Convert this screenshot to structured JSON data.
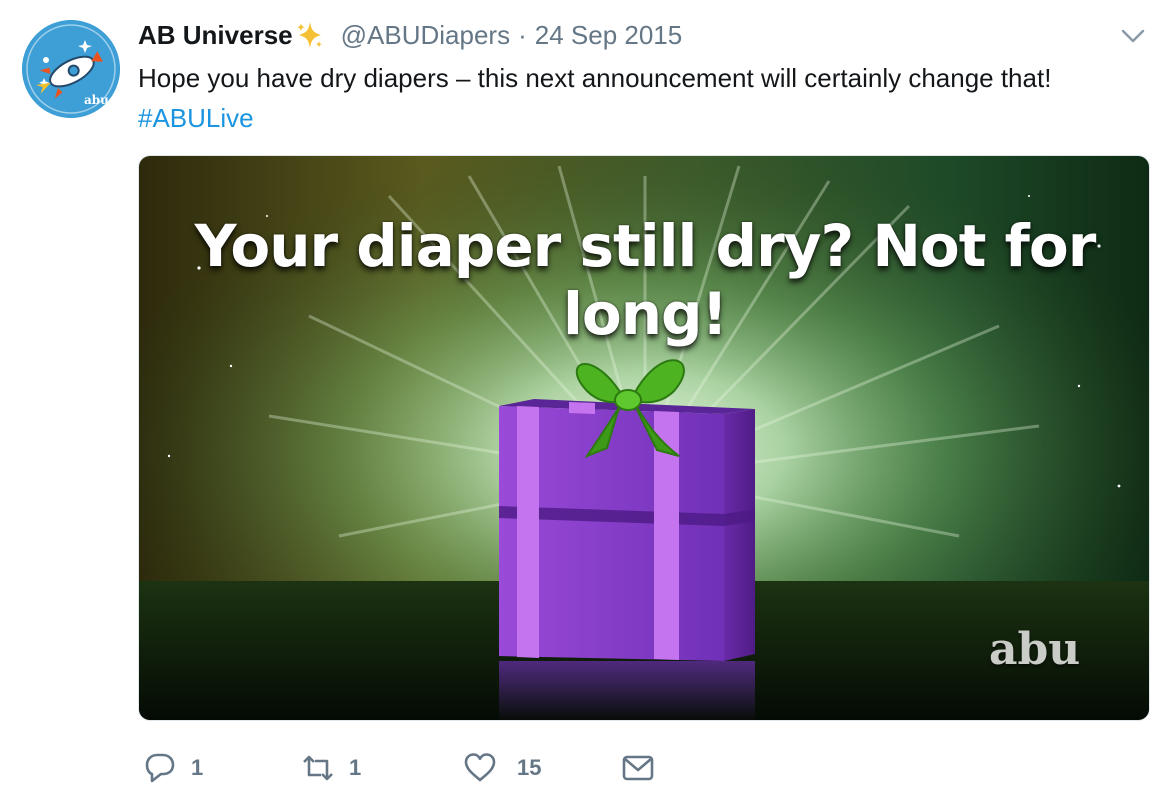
{
  "tweet": {
    "display_name": "AB Universe",
    "handle": "@ABUDiapers",
    "separator": "·",
    "date": "24 Sep 2015",
    "text": "Hope you have dry diapers – this next announcement will certainly change that!",
    "hashtag": "#ABULive"
  },
  "media": {
    "headline": "Your diaper still dry? Not for long!",
    "logo_text": "abu"
  },
  "actions": {
    "reply_count": "1",
    "retweet_count": "1",
    "like_count": "15"
  },
  "icons": {
    "verified_sparkle": "sparkles-icon",
    "more": "chevron-down-icon",
    "reply": "reply-icon",
    "retweet": "retweet-icon",
    "like": "heart-icon",
    "message": "envelope-icon"
  },
  "colors": {
    "text": "#14171a",
    "secondary": "#657786",
    "link": "#1b95e0",
    "avatar_bg": "#3d9fd6",
    "gift_purple": "#8a3fd0",
    "ribbon_green": "#3fa51c"
  }
}
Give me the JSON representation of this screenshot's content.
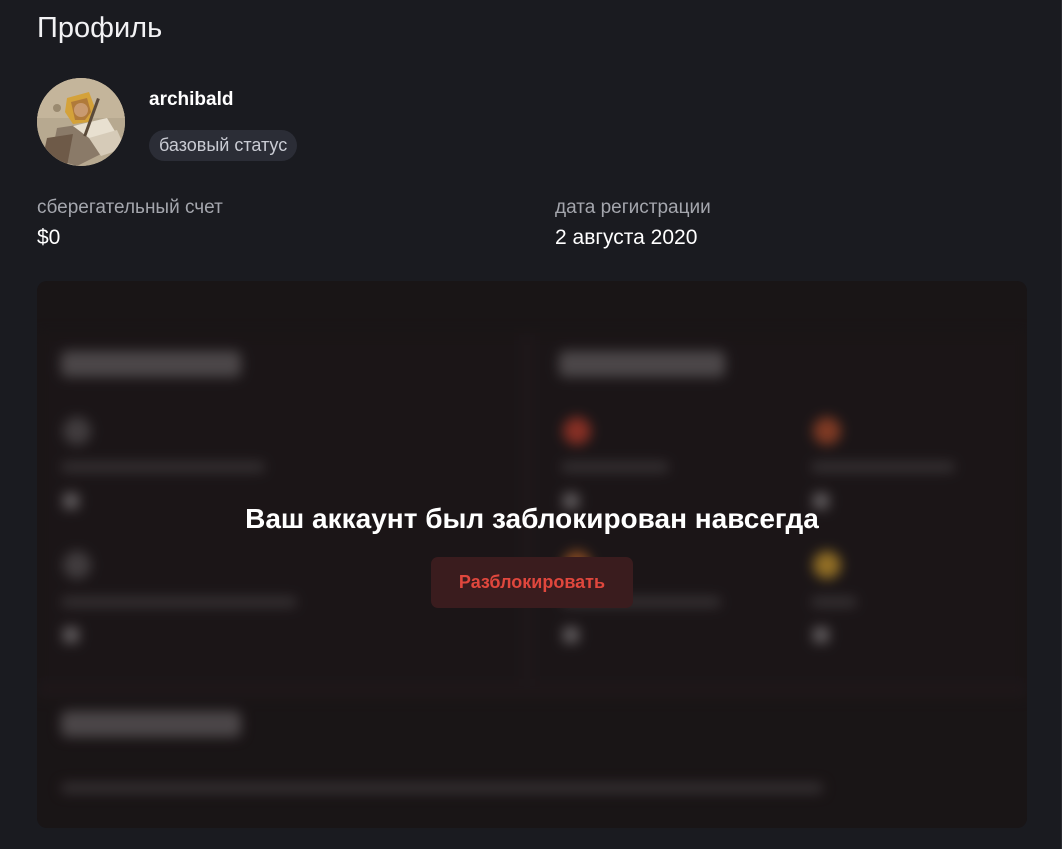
{
  "page": {
    "title": "Профиль"
  },
  "profile": {
    "avatar_icon": "mosaic-portrait-avatar",
    "username": "archibald",
    "status": "базовый статус"
  },
  "info": {
    "savings_label": "сберегательный счет",
    "savings_value": "$0",
    "registration_label": "дата регистрации",
    "registration_value": "2 августа 2020"
  },
  "blocked": {
    "message": "Ваш аккаунт был заблокирован навсегда",
    "unblock_label": "Разблокировать"
  },
  "colors": {
    "background": "#1a1b20",
    "panel": "#1d1719",
    "accent_red": "#e0473d",
    "button_bg": "#3a1c1e",
    "badge_bg": "#2b2d36"
  }
}
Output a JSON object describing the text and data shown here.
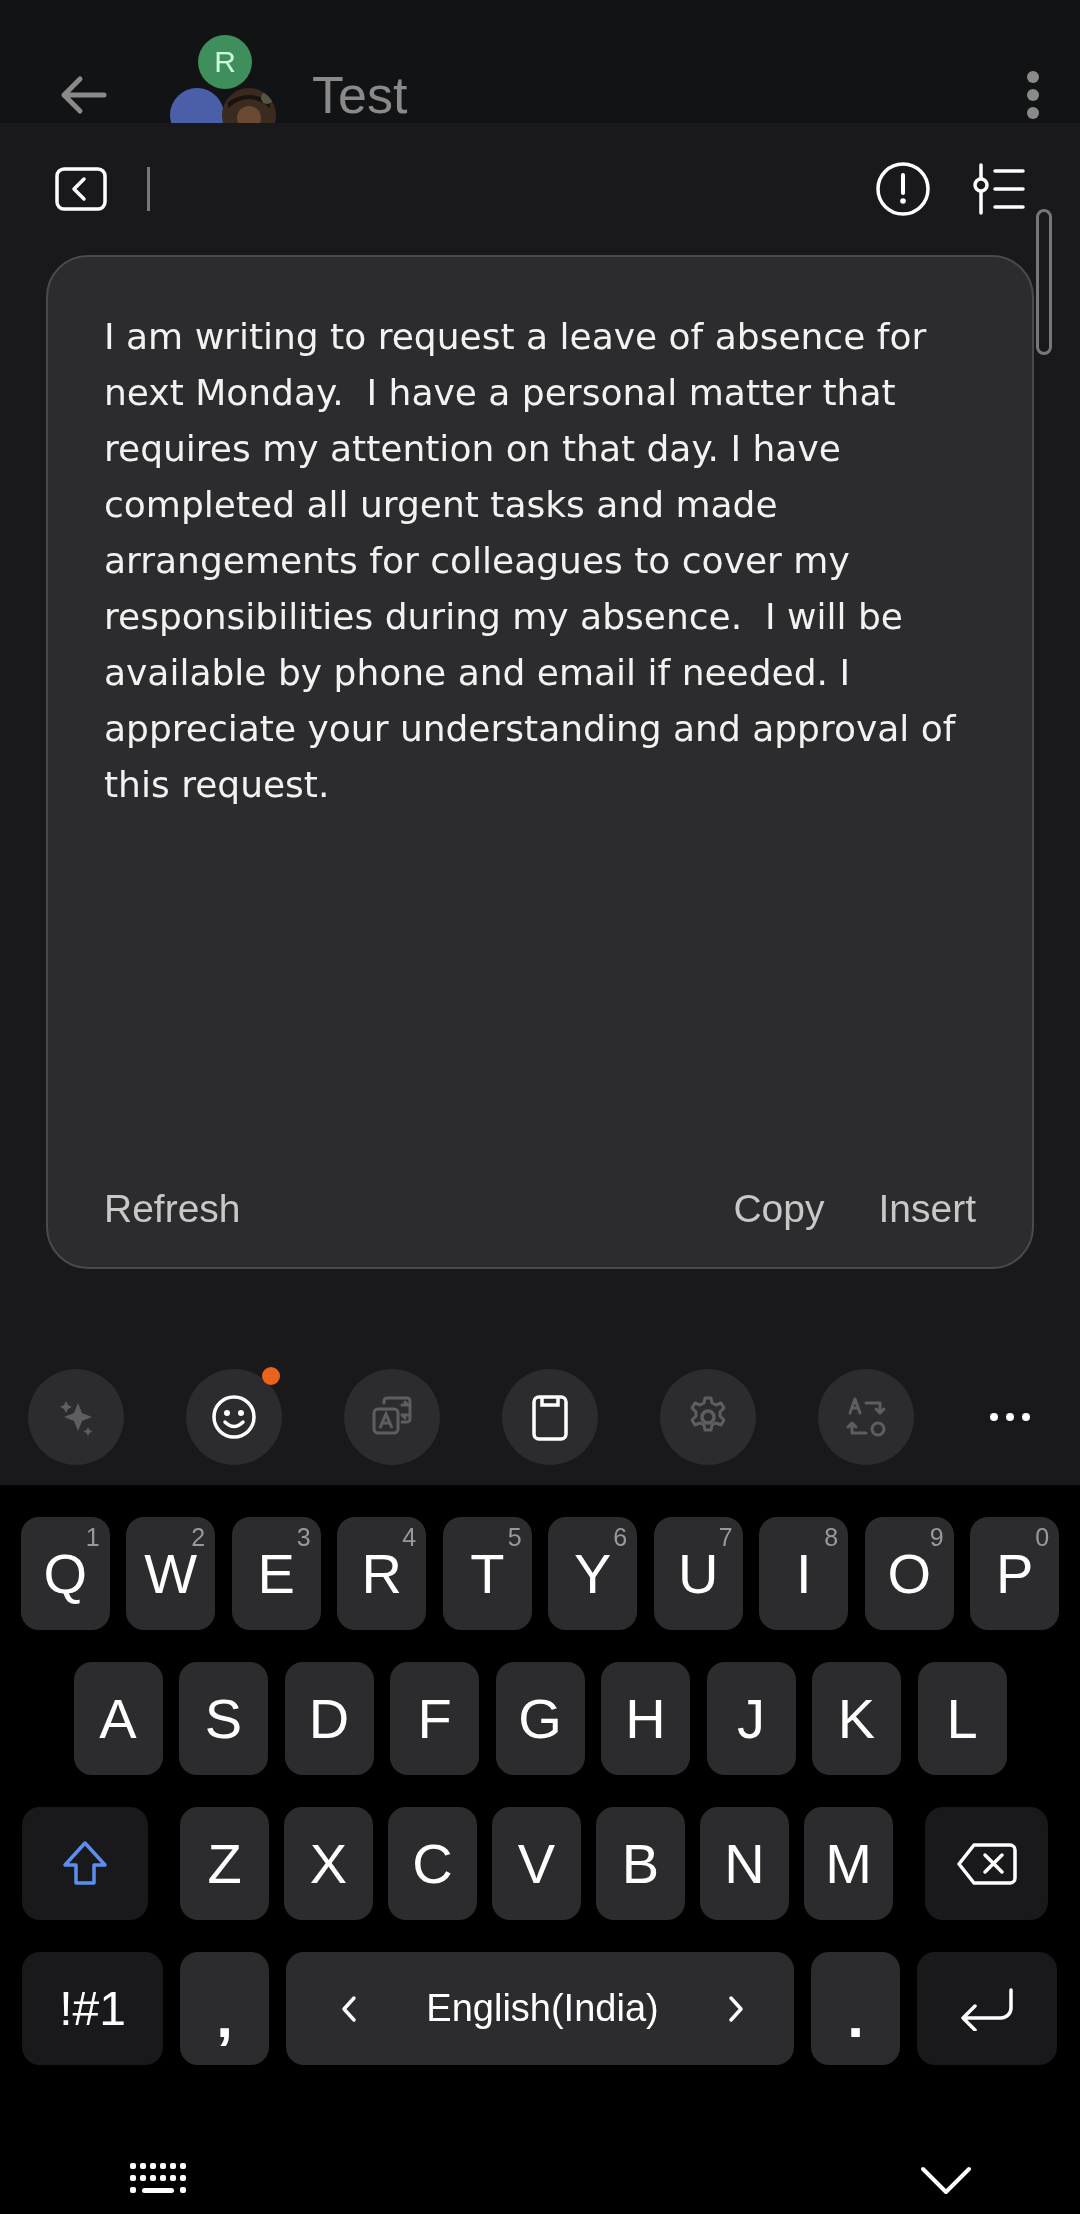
{
  "header": {
    "title": "Test",
    "avatars": [
      {
        "kind": "initial",
        "initial": "R",
        "color": "#3f8f5d"
      },
      {
        "kind": "initial",
        "color": "#4a5fa8"
      },
      {
        "kind": "picture"
      }
    ]
  },
  "writing_assist": {
    "text": "I am writing to request a leave of absence for next Monday.  I have a personal matter that requires my attention on that day. I have completed all urgent tasks and made arrangements for colleagues to cover my responsibilities during my absence.  I will be available by phone and email if needed. I appreciate your understanding and approval of this request.",
    "actions": [
      {
        "kind": "left",
        "label": "Refresh"
      },
      {
        "kind": "right",
        "label": "Copy"
      },
      {
        "kind": "right",
        "label": "Insert"
      }
    ]
  },
  "toolbar": [
    {
      "kind": "sparkle",
      "dimmed": true,
      "badge": false
    },
    {
      "kind": "emoji",
      "dimmed": false,
      "badge": true
    },
    {
      "kind": "translate",
      "dimmed": true,
      "badge": false
    },
    {
      "kind": "clipboard",
      "dimmed": false,
      "badge": false
    },
    {
      "kind": "settings",
      "dimmed": true,
      "badge": false
    },
    {
      "kind": "convert",
      "dimmed": true,
      "badge": false
    },
    {
      "kind": "more",
      "dimmed": false,
      "badge": false
    }
  ],
  "keyboard": {
    "rows": [
      {
        "keys": [
          {
            "kind": "letter",
            "label": "Q",
            "hint": "1"
          },
          {
            "kind": "letter",
            "label": "W",
            "hint": "2"
          },
          {
            "kind": "letter",
            "label": "E",
            "hint": "3"
          },
          {
            "kind": "letter",
            "label": "R",
            "hint": "4"
          },
          {
            "kind": "letter",
            "label": "T",
            "hint": "5"
          },
          {
            "kind": "letter",
            "label": "Y",
            "hint": "6"
          },
          {
            "kind": "letter",
            "label": "U",
            "hint": "7"
          },
          {
            "kind": "letter",
            "label": "I",
            "hint": "8"
          },
          {
            "kind": "letter",
            "label": "O",
            "hint": "9"
          },
          {
            "kind": "letter",
            "label": "P",
            "hint": "0"
          }
        ]
      },
      {
        "keys": [
          {
            "kind": "letter",
            "label": "A"
          },
          {
            "kind": "letter",
            "label": "S"
          },
          {
            "kind": "letter",
            "label": "D"
          },
          {
            "kind": "letter",
            "label": "F"
          },
          {
            "kind": "letter",
            "label": "G"
          },
          {
            "kind": "letter",
            "label": "H"
          },
          {
            "kind": "letter",
            "label": "J"
          },
          {
            "kind": "letter",
            "label": "K"
          },
          {
            "kind": "letter",
            "label": "L"
          }
        ]
      },
      {
        "keys": [
          {
            "kind": "shift"
          },
          {
            "kind": "letter",
            "label": "Z"
          },
          {
            "kind": "letter",
            "label": "X"
          },
          {
            "kind": "letter",
            "label": "C"
          },
          {
            "kind": "letter",
            "label": "V"
          },
          {
            "kind": "letter",
            "label": "B"
          },
          {
            "kind": "letter",
            "label": "N"
          },
          {
            "kind": "letter",
            "label": "M"
          },
          {
            "kind": "backspace"
          }
        ]
      },
      {
        "keys": [
          {
            "kind": "symbols",
            "label": "!#1"
          },
          {
            "kind": "comma",
            "label": ","
          },
          {
            "kind": "space",
            "label": "English(India)"
          },
          {
            "kind": "period",
            "label": "."
          },
          {
            "kind": "enter"
          }
        ]
      }
    ]
  }
}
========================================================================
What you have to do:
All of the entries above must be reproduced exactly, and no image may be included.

Response area:
Convert this screenshot to structured JSON data.
{
  "tweet": {
    "display_name": "AB Universe",
    "handle": "@ABUDiapers",
    "separator": "·",
    "date": "24 Sep 2015",
    "text": "Hope you have dry diapers – this next announcement will certainly change that!",
    "hashtag": "#ABULive"
  },
  "media": {
    "headline": "Your diaper still dry? Not for long!",
    "logo_text": "abu"
  },
  "actions": {
    "reply_count": "1",
    "retweet_count": "1",
    "like_count": "15"
  },
  "icons": {
    "verified_sparkle": "sparkles-icon",
    "more": "chevron-down-icon",
    "reply": "reply-icon",
    "retweet": "retweet-icon",
    "like": "heart-icon",
    "message": "envelope-icon"
  },
  "colors": {
    "text": "#14171a",
    "secondary": "#657786",
    "link": "#1b95e0",
    "avatar_bg": "#3d9fd6",
    "gift_purple": "#8a3fd0",
    "ribbon_green": "#3fa51c"
  }
}
Give me the JSON representation of this screenshot's content.
{
  "page": {
    "title": "Профиль"
  },
  "profile": {
    "avatar_icon": "mosaic-portrait-avatar",
    "username": "archibald",
    "status": "базовый статус"
  },
  "info": {
    "savings_label": "сберегательный счет",
    "savings_value": "$0",
    "registration_label": "дата регистрации",
    "registration_value": "2 августа 2020"
  },
  "blocked": {
    "message": "Ваш аккаунт был заблокирован навсегда",
    "unblock_label": "Разблокировать"
  },
  "colors": {
    "background": "#1a1b20",
    "panel": "#1d1719",
    "accent_red": "#e0473d",
    "button_bg": "#3a1c1e",
    "badge_bg": "#2b2d36"
  }
}
Output a JSON object describing the text and data shown here.
{
  "header": {
    "title": "Test",
    "avatars": [
      {
        "kind": "initial",
        "initial": "R",
        "color": "#3f8f5d"
      },
      {
        "kind": "initial",
        "color": "#4a5fa8"
      },
      {
        "kind": "picture"
      }
    ]
  },
  "writing_assist": {
    "text": "I am writing to request a leave of absence for next Monday.  I have a personal matter that requires my attention on that day. I have completed all urgent tasks and made arrangements for colleagues to cover my responsibilities during my absence.  I will be available by phone and email if needed. I appreciate your understanding and approval of this request.",
    "actions": [
      {
        "kind": "left",
        "label": "Refresh"
      },
      {
        "kind": "right",
        "label": "Copy"
      },
      {
        "kind": "right",
        "label": "Insert"
      }
    ]
  },
  "toolbar": [
    {
      "kind": "sparkle",
      "dimmed": true,
      "badge": false
    },
    {
      "kind": "emoji",
      "dimmed": false,
      "badge": true
    },
    {
      "kind": "translate",
      "dimmed": true,
      "badge": false
    },
    {
      "kind": "clipboard",
      "dimmed": false,
      "badge": false
    },
    {
      "kind": "settings",
      "dimmed": true,
      "badge": false
    },
    {
      "kind": "convert",
      "dimmed": true,
      "badge": false
    },
    {
      "kind": "more",
      "dimmed": false,
      "badge": false
    }
  ],
  "keyboard": {
    "rows": [
      {
        "keys": [
          {
            "kind": "letter",
            "label": "Q",
            "hint": "1"
          },
          {
            "kind": "letter",
            "label": "W",
            "hint": "2"
          },
          {
            "kind": "letter",
            "label": "E",
            "hint": "3"
          },
          {
            "kind": "letter",
            "label": "R",
            "hint": "4"
          },
          {
            "kind": "letter",
            "label": "T",
            "hint": "5"
          },
          {
            "kind": "letter",
            "label": "Y",
            "hint": "6"
          },
          {
            "kind": "letter",
            "label": "U",
            "hint": "7"
          },
          {
            "kind": "letter",
            "label": "I",
            "hint": "8"
          },
          {
            "kind": "letter",
            "label": "O",
            "hint": "9"
          },
          {
            "kind": "letter",
            "label": "P",
            "hint": "0"
          }
        ]
      },
      {
        "keys": [
          {
            "kind": "letter",
            "label": "A"
          },
          {
            "kind": "letter",
            "label": "S"
          },
          {
            "kind": "letter",
            "label": "D"
          },
          {
            "kind": "letter",
            "label": "F"
          },
          {
            "kind": "letter",
            "label": "G"
          },
          {
            "kind": "letter",
            "label": "H"
          },
          {
            "kind": "letter",
            "label": "J"
          },
          {
            "kind": "letter",
            "label": "K"
          },
          {
            "kind": "letter",
            "label": "L"
          }
        ]
      },
      {
        "keys": [
          {
            "kind": "shift"
          },
          {
            "kind": "letter",
            "label": "Z"
          },
          {
            "kind": "letter",
            "label": "X"
          },
          {
            "kind": "letter",
            "label": "C"
          },
          {
            "kind": "letter",
            "label": "V"
          },
          {
            "kind": "letter",
            "label": "B"
          },
          {
            "kind": "letter",
            "label": "N"
          },
          {
            "kind": "letter",
            "label": "M"
          },
          {
            "kind": "backspace"
          }
        ]
      },
      {
        "keys": [
          {
            "kind": "symbols",
            "label": "!#1"
          },
          {
            "kind": "comma",
            "label": ","
          },
          {
            "kind": "space",
            "label": "English(India)"
          },
          {
            "kind": "period",
            "label": "."
          },
          {
            "kind": "enter"
          }
        ]
      }
    ]
  }
}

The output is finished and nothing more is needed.